Czech architect Ales Javurek has won a competition with his design of a vacation house overlooking Sydney’s Bondi Beach using discarded shipping containers.

The competition was launched by AC-CA (Architectural Competition – Concours d’Architecture) and focused on promoting, inspiring and stimulating creative ideas and innovative projects.

The contest aimed to encourage and reward design excellence at a small scale with competitors asked to create a project that integrates function, structure, details and the spirit of a waterfront home.

The competition’s brief invited participants to research and investigate the different combination possibilities for freight container units to meet the specifications. It sought to generate discussion and ideas about the reuse of freight container modules and to encourage the employment of sustainable design.

container vacation house competition

The ground floor features a large open social area, including living and dining rooms connected to the kitchen.

Metal shipping containers are being used as building modules in architecture more and more in recent years. Since they are easy to stack, they allow for rapid construction at a low cost.

Javurek’s project beat out 306 other entries. His proposal features horizontal wooden slabs supported by slight columns. Between the timber, the shipping containers were used to define living spaces.

The project was located on a sloped site, offering panoramic views of the beach and the sea. The architect’s main goal was to design a contemporary and sustainable vacation house that fit sensitively into the context of the site and suited Sydney’s weather conditions.

“One of my priorities was to keep the existing trees, amount of lawn and slope profile,” he said.

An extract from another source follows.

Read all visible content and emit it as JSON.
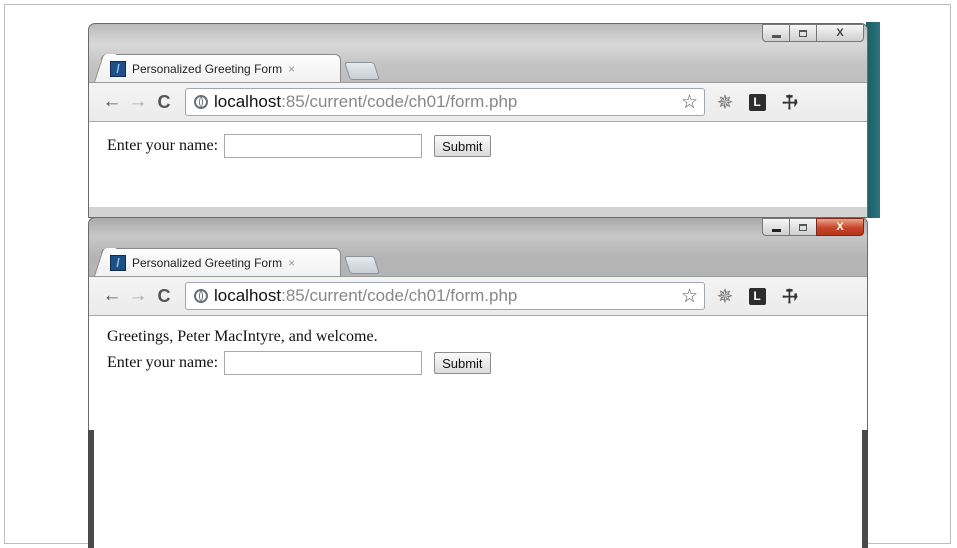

As a result, the parking space was placed high on the slope, separated from the house by existing trees, while the existing green lawn was relocated to the roof to create a private garden.

container vacation house competition

Floor plans by Ales Javurek

The house features 300 square metres of outdoor space and 295 square metres of indoor space, divided into two levels. On the ground floor, there is a large open social area that includes the living and dining room connected to the kitchen, as well as a home office and storage areas. The living area opens out to a terrace next to a swimming pool, offering views of the beach.

The upstairs features a private area that includes the master bedroom with a wardrobe and ensuite bathroom, and three guest-rooms, each with a private bathroom. The private rooms were built out of of the containers and the social/public areas are located in the spaces in between these crates and delineated by glass panels. The rooms all have open views of the surrounding seascape.

According to Javurek, each space was organised according to its function and the home’s layout groups these functions together in a logical way.

“I believe that internal connection between spaces and users’ circulation is absolutely essential. That is why I provided clear, straight connections between platforms with barrier-free entrance and corridors which are orthogonal to the main axis,” he said.

The house was designed to adapt well to the changing climate, making it a year-round vacation home. During the summer, wooden pergolas protect the interior from the sun and solar gain is reduced by the green roof. Simply opening the glass doors allows natural ventilation and provides fresh air.

container vacation house competition

The parking space is atop the slope and separated from the house by existing trees. The swimming pool on the lower level also takes advantage of the slope of the site.

During the cold months, glazed surfaces increase warmth from the sun, with the green roof keeping heat inside, and the internal spaces form a simple glass box which is easy to heat.

“The elegant juxtaposition of shipping containers and horizontal timber planes creates a very simple building that reflects a very positive emotional space and experience,” the competition’s jury said. “The interesting inter-play between the different materials of steel container and wood together with transparencies give this project a positive edge. There is an element of surprise within this project even as it attempts to retain and stay true to the container DNA.”